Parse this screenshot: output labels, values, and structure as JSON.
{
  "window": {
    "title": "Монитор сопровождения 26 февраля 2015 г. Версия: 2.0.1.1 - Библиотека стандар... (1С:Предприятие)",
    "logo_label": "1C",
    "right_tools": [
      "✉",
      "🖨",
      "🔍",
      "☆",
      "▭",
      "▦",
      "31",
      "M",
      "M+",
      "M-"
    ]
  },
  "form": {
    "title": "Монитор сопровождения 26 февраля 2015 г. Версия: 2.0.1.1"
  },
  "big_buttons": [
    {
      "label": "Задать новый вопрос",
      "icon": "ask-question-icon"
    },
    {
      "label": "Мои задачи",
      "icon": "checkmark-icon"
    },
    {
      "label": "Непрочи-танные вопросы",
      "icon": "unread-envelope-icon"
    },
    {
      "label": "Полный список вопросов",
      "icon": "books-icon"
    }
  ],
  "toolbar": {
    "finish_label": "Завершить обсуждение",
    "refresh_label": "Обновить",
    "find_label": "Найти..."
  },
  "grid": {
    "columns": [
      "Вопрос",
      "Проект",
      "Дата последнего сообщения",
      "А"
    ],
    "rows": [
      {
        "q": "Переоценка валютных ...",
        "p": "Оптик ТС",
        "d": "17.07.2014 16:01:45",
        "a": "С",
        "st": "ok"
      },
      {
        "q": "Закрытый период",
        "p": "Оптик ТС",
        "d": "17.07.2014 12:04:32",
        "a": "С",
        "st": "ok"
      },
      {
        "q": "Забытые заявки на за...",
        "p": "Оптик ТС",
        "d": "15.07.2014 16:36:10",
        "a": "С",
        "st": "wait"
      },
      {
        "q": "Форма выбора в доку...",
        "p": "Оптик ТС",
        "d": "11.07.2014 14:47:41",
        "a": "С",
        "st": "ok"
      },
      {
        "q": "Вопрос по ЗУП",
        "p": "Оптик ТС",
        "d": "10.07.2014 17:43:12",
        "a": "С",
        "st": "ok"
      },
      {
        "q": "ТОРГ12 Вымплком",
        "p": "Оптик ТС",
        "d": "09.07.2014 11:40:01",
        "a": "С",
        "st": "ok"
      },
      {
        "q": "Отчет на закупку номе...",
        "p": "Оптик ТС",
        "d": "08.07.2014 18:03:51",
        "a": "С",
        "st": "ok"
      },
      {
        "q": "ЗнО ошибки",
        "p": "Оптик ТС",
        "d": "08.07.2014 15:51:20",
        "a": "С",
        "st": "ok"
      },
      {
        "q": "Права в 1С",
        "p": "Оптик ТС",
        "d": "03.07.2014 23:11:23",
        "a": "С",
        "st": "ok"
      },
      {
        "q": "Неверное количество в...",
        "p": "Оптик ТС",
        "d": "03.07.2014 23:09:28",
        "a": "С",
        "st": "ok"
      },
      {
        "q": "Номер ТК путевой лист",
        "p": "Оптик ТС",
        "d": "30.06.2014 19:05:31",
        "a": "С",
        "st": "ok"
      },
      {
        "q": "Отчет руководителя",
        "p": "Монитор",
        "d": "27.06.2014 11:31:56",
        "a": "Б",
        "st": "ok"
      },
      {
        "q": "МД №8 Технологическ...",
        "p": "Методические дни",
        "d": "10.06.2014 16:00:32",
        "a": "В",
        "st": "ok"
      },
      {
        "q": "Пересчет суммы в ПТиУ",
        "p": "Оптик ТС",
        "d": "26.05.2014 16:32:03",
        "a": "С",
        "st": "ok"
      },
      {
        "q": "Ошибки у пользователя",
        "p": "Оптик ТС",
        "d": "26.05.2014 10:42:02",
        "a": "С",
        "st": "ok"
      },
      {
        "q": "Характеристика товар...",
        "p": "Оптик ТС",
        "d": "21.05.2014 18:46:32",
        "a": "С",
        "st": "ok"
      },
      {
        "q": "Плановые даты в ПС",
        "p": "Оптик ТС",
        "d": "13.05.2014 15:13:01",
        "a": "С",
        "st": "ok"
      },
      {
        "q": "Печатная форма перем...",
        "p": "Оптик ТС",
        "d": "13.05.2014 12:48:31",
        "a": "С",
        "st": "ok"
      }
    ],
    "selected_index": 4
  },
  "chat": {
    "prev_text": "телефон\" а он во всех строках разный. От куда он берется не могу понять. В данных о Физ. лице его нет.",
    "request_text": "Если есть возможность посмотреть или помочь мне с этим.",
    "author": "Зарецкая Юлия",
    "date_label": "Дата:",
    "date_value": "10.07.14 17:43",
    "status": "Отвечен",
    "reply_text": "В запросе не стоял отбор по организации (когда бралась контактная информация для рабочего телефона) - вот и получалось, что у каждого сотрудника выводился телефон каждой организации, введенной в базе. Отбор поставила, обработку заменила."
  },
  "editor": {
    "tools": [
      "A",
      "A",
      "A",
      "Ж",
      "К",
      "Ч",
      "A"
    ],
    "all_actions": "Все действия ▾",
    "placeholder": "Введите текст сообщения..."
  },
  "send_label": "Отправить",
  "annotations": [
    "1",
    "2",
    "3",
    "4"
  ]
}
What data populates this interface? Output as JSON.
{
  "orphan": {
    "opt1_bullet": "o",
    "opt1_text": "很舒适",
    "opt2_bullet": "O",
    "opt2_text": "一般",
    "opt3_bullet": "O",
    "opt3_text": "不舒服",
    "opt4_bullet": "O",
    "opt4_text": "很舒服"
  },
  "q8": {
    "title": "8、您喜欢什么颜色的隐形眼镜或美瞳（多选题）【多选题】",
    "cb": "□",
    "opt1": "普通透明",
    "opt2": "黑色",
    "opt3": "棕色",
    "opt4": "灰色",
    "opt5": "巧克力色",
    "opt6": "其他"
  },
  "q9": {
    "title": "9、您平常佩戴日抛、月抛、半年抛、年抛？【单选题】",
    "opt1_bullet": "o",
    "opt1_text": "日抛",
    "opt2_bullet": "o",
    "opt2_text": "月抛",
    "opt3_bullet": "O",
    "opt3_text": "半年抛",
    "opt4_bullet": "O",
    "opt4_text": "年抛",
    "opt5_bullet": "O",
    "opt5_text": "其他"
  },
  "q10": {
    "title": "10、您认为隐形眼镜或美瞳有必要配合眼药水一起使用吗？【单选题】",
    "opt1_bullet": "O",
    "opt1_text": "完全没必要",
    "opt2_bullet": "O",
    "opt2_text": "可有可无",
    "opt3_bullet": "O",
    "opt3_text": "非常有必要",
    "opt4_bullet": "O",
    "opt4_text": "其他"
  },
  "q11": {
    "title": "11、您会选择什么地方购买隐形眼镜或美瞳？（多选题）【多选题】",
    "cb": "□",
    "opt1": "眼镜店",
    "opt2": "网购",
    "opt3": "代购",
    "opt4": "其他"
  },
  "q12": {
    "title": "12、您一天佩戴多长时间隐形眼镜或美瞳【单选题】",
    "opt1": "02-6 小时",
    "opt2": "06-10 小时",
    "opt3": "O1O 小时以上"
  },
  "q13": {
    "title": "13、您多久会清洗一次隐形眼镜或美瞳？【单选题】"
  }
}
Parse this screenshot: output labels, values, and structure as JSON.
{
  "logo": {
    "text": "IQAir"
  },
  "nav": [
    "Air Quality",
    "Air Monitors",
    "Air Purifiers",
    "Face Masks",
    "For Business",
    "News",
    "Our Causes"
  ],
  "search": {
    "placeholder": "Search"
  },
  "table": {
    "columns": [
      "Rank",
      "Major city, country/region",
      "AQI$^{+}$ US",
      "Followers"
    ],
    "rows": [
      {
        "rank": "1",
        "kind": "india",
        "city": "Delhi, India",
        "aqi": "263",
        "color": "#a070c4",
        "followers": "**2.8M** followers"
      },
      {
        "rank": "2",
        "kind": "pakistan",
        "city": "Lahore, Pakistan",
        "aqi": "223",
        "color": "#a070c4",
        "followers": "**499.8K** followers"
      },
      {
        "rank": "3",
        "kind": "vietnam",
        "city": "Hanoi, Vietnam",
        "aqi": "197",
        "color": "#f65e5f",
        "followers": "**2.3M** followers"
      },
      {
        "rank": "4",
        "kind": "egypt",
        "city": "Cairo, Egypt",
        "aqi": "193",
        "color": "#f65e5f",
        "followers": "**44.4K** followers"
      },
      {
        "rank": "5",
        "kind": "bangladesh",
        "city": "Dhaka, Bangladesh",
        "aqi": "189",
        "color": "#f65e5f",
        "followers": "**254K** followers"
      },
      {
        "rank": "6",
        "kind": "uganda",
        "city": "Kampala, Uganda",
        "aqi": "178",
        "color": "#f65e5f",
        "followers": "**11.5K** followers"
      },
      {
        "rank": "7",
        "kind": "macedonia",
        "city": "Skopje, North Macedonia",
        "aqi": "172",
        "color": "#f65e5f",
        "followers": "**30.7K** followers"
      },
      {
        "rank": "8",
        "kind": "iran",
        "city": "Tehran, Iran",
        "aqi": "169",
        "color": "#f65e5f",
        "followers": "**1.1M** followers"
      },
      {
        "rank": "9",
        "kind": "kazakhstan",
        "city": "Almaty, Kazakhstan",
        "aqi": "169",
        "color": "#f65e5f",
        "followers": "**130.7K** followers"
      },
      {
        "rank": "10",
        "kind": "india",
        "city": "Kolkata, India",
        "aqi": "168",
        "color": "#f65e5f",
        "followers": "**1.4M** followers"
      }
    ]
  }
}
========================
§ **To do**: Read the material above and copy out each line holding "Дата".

§ **Task response**:
      "Дата последнего сообщения",
    "date_label": "Дата:",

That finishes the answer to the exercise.